• **Provided information**
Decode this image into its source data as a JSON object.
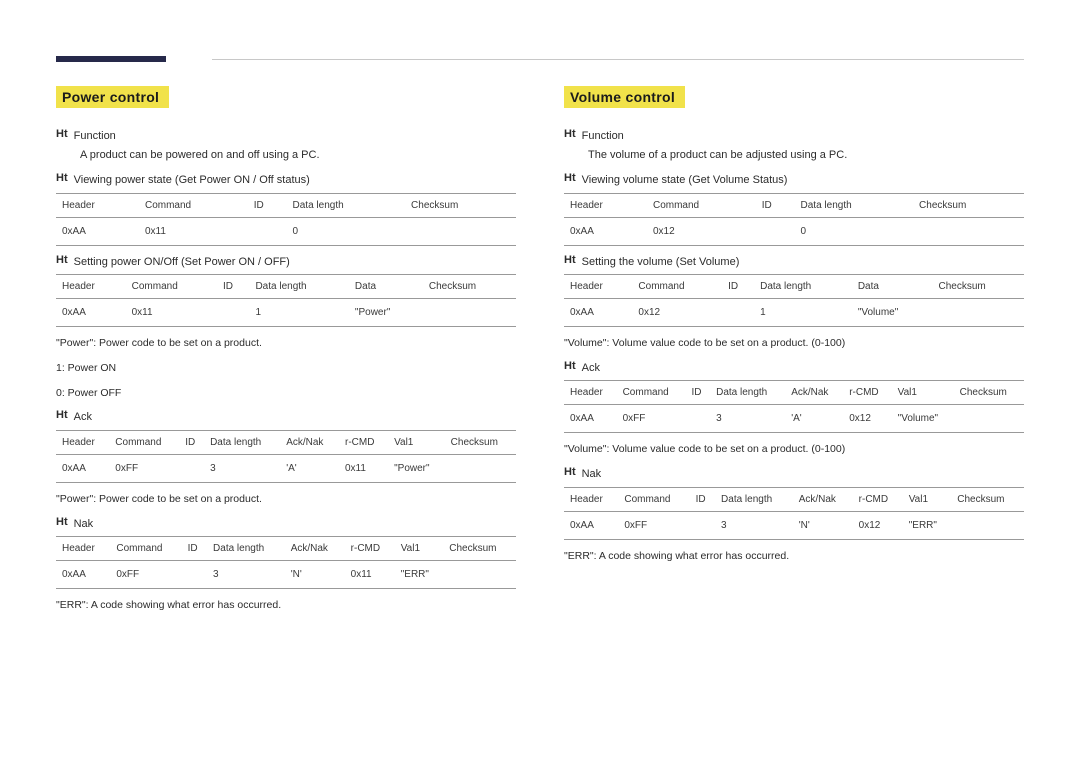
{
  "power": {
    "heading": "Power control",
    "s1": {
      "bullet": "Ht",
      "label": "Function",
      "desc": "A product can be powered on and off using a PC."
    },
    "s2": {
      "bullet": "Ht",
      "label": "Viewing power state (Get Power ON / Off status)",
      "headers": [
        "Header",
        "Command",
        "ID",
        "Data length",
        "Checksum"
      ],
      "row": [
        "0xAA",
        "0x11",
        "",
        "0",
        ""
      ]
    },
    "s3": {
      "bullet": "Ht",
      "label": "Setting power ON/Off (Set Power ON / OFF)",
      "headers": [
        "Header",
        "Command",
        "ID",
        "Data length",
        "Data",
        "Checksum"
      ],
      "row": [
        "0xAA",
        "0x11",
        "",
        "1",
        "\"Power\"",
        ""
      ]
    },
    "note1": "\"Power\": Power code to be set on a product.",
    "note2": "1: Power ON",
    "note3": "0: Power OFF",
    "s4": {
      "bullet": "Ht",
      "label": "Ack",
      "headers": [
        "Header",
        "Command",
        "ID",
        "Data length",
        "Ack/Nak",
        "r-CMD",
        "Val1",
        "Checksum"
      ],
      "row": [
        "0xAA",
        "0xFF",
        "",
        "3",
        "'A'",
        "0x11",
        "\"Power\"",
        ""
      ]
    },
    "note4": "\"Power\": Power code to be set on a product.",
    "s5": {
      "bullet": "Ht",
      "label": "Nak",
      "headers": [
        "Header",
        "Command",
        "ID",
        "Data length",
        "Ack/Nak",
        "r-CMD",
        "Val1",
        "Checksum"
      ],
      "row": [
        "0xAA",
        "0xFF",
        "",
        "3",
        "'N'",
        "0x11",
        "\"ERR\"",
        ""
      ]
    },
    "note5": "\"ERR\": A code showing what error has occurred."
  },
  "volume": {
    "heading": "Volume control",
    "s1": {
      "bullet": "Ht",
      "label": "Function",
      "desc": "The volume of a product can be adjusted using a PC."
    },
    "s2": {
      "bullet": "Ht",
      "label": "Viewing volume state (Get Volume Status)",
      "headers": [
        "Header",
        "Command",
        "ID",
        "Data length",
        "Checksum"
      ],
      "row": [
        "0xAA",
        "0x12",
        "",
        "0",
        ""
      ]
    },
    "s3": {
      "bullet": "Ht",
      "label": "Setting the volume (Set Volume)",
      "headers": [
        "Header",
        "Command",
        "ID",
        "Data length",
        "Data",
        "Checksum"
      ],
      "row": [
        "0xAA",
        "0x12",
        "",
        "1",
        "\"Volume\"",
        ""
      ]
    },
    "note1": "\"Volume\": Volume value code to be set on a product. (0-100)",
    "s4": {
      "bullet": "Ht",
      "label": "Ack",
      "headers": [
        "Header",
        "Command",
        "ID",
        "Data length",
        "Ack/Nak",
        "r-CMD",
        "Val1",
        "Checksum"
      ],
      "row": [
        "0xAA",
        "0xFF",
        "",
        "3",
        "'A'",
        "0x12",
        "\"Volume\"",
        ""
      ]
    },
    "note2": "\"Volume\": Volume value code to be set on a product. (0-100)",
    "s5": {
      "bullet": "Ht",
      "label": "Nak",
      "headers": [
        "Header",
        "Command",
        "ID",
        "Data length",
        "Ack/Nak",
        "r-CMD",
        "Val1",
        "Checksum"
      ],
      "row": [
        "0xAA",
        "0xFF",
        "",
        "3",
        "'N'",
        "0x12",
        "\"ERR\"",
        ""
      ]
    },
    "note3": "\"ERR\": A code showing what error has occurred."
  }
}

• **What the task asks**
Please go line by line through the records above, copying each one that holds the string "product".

• **Output of the exercise**
      "desc": "A product can be powered on and off using a PC."
    "note1": "\"Power\": Power code to be set on a product.",
    "note4": "\"Power\": Power code to be set on a product.",
      "desc": "The volume of a product can be adjusted using a PC."
    "note1": "\"Volume\": Volume value code to be set on a product. (0-100)",
    "note2": "\"Volume\": Volume value code to be set on a product. (0-100)",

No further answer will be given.